▶ _Required work_
The data must be returned in full, with no character altered.

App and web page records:
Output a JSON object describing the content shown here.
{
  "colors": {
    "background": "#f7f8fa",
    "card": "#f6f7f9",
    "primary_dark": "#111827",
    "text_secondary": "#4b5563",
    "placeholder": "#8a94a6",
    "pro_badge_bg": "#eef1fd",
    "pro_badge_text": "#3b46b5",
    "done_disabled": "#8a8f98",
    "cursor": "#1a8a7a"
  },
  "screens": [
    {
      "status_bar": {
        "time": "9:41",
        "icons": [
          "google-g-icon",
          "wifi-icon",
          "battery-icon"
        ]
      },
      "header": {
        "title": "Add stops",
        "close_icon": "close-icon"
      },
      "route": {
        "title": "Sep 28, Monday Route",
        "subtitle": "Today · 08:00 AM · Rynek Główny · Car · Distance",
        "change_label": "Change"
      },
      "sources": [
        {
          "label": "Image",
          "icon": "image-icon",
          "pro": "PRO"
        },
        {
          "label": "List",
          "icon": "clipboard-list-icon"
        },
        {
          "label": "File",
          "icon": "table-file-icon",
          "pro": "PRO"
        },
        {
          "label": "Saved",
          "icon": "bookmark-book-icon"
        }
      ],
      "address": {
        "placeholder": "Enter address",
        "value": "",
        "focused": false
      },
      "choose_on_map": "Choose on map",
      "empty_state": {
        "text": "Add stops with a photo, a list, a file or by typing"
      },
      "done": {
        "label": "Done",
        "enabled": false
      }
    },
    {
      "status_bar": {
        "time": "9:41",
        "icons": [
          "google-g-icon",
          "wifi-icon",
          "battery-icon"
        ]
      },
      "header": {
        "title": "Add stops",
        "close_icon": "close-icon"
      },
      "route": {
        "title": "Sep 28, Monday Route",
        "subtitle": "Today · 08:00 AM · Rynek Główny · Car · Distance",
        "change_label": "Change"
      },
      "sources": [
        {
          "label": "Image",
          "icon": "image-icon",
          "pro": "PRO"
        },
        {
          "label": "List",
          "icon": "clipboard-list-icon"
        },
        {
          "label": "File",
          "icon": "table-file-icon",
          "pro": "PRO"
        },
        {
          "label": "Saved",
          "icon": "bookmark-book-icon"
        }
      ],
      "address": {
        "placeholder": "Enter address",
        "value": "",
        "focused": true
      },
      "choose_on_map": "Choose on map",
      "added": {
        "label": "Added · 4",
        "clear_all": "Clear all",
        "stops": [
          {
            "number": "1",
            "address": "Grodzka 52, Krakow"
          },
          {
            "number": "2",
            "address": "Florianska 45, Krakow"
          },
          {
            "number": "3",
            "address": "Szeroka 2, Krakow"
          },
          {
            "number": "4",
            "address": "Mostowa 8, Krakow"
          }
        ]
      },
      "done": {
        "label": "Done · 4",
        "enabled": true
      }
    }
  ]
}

▶ _Solved exercise_
Output a JSON object describing the content shown here.
{
  "colors": {
    "background": "#f7f8fa",
    "card": "#f6f7f9",
    "primary_dark": "#111827",
    "text_secondary": "#4b5563",
    "placeholder": "#8a94a6",
    "pro_badge_bg": "#eef1fd",
    "pro_badge_text": "#3b46b5",
    "done_disabled": "#8a8f98",
    "cursor": "#1a8a7a"
  },
  "screens": [
    {
      "status_bar": {
        "time": "9:41",
        "icons": [
          "google-g-icon",
          "wifi-icon",
          "battery-icon"
        ]
      },
      "header": {
        "title": "Add stops",
        "close_icon": "close-icon"
      },
      "route": {
        "title": "Sep 28, Monday Route",
        "subtitle": "Today · 08:00 AM · Rynek Główny · Car · Distance",
        "change_label": "Change"
      },
      "sources": [
        {
          "label": "Image",
          "icon": "image-icon",
          "pro": "PRO"
        },
        {
          "label": "List",
          "icon": "clipboard-list-icon"
        },
        {
          "label": "File",
          "icon": "table-file-icon",
          "pro": "PRO"
        },
        {
          "label": "Saved",
          "icon": "bookmark-book-icon"
        }
      ],
      "address": {
        "placeholder": "Enter address",
        "value": "",
        "focused": false
      },
      "choose_on_map": "Choose on map",
      "empty_state": {
        "text": "Add stops with a photo, a list, a file or by typing"
      },
      "done": {
        "label": "Done",
        "enabled": false
      }
    },
    {
      "status_bar": {
        "time": "9:41",
        "icons": [
          "google-g-icon",
          "wifi-icon",
          "battery-icon"
        ]
      },
      "header": {
        "title": "Add stops",
        "close_icon": "close-icon"
      },
      "route": {
        "title": "Sep 28, Monday Route",
        "subtitle": "Today · 08:00 AM · Rynek Główny · Car · Distance",
        "change_label": "Change"
      },
      "sources": [
        {
          "label": "Image",
          "icon": "image-icon",
          "pro": "PRO"
        },
        {
          "label": "List",
          "icon": "clipboard-list-icon"
        },
        {
          "label": "File",
          "icon": "table-file-icon",
          "pro": "PRO"
        },
        {
          "label": "Saved",
          "icon": "bookmark-book-icon"
        }
      ],
      "address": {
        "placeholder": "Enter address",
        "value": "",
        "focused": true
      },
      "choose_on_map": "Choose on map",
      "added": {
        "label": "Added · 4",
        "clear_all": "Clear all",
        "stops": [
          {
            "number": "1",
            "address": "Grodzka 52, Krakow"
          },
          {
            "number": "2",
            "address": "Florianska 45, Krakow"
          },
          {
            "number": "3",
            "address": "Szeroka 2, Krakow"
          },
          {
            "number": "4",
            "address": "Mostowa 8, Krakow"
          }
        ]
      },
      "done": {
        "label": "Done · 4",
        "enabled": true
      }
    }
  ]
}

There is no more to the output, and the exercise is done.